So, she decided to make it crystal clear in the fourth book of her fantasy novel series, Harry Potter and the Goblet of Fire, published in 2000.
Rowling wrote a passage in which Granger teaches Bulgarian Quidditch star Viktor Krum the correct way to articulate Hermione’s first name (Her-My-Oh-Nee) so fans would get it right.
Rowling confirmed the fan theory on Twitter Tuesday, after user @atulaak suggested the scene was included solely “to school all of us who were saying HER-MY-OWN like Viktor Krum.”
Theory: @jk_rowling included that passage on how to pronounce Hermione's name in Goblet of Fire just to school all of us who were saying HER-MY-OWN like Viktor Krum.
— Atulaa (@atulaak) September 17, 2018
Others on Twitter predictably delighted at the confirmation:
My 7 year old brain read it as Her-Me-Own!! It wasn’t until I watched a Oprah interview that I understood I was saying it wrong all along.
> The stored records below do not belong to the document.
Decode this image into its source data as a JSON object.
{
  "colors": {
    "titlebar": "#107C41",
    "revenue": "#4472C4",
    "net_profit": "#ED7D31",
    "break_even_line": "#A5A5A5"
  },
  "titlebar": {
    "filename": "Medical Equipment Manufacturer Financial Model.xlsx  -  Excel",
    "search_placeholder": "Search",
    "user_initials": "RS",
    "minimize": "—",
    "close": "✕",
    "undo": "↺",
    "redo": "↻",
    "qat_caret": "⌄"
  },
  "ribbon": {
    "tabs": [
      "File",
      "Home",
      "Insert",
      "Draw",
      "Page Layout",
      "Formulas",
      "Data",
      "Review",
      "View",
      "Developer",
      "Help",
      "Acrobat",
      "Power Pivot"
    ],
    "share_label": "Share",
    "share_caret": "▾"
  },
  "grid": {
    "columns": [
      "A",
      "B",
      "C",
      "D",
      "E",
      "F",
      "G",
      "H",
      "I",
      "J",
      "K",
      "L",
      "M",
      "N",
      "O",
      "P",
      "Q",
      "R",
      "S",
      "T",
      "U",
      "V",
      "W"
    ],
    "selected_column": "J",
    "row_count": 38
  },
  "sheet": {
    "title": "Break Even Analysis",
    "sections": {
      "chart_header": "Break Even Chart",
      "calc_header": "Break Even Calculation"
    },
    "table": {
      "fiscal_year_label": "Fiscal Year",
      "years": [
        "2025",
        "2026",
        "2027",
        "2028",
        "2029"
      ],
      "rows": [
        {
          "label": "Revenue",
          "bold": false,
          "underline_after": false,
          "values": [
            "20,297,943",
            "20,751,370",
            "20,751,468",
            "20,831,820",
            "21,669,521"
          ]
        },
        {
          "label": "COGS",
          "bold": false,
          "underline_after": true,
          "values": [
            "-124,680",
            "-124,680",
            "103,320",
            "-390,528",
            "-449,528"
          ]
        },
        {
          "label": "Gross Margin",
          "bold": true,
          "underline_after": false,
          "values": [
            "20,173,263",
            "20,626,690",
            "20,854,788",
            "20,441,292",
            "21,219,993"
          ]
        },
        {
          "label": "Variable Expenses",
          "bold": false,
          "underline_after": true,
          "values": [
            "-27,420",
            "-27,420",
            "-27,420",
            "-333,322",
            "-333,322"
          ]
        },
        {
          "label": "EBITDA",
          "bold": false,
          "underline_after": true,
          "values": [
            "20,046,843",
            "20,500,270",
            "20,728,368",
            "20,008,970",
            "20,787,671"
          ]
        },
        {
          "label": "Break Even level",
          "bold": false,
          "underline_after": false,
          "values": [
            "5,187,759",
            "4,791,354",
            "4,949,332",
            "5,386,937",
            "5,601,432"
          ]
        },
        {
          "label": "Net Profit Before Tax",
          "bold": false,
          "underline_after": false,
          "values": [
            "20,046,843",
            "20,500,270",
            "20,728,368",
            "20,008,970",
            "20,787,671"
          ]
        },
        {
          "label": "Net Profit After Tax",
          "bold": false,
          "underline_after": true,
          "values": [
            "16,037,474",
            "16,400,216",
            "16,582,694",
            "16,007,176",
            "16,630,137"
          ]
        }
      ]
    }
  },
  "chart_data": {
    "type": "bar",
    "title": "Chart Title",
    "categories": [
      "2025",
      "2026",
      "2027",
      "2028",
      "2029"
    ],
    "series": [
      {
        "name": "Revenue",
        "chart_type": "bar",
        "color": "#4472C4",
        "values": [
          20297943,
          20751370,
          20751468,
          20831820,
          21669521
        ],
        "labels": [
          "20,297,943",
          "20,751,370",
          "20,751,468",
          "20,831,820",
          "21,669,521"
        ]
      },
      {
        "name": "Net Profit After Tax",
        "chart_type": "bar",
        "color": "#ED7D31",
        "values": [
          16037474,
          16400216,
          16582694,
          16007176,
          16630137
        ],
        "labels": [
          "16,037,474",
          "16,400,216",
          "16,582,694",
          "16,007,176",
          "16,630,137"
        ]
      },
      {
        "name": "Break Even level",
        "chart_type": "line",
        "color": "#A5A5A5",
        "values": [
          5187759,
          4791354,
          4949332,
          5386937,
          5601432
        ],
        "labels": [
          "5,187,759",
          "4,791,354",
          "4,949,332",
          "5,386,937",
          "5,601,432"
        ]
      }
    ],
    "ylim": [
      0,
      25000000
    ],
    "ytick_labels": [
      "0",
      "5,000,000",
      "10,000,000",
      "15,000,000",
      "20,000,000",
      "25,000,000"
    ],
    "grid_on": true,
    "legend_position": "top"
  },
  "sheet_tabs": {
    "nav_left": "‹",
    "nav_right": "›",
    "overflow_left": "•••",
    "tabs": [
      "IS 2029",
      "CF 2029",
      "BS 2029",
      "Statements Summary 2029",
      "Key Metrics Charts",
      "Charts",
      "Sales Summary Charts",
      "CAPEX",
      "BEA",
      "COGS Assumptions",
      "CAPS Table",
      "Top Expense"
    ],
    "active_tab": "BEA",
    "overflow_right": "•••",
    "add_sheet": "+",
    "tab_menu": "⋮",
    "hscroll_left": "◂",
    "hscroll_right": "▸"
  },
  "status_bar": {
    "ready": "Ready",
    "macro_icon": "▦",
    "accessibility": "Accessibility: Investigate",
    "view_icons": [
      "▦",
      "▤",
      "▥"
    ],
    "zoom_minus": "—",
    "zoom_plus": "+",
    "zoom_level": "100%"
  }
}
— Nicole Dodson (@NKDsoooCoolyaya) September 18, 2018
Now teach us how to enunciate the spells so they actually work! :3
— WONDER LION (@Lionel_Layton) September 18, 2018
My Dad, to this day, still calls her “HER-MONEY” and like, she’s only been my favourite fictional character since I was TEN FATHERSIXTEEN YEARS pic.twitter.com/Wb3iRHJxwv
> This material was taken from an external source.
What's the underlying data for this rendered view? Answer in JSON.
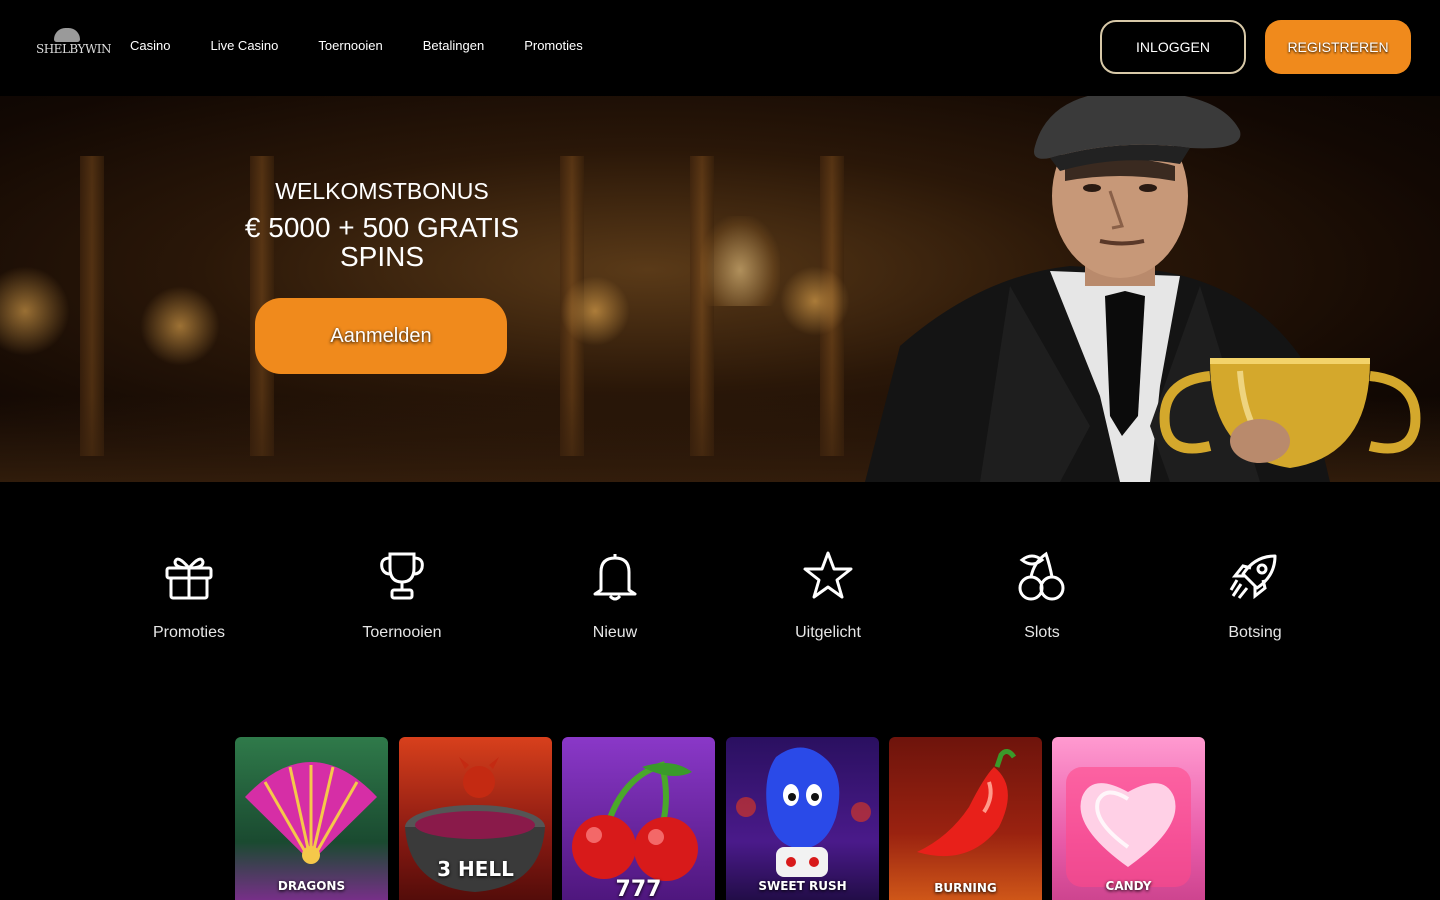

— Megan Flockhart (@meganflockhart) September 18, 2018
Before the movies I always pronounced it “Herman”
— Chris Davis (@Jcld1029) September 18, 2018
- This article originally appeared on HuffPost.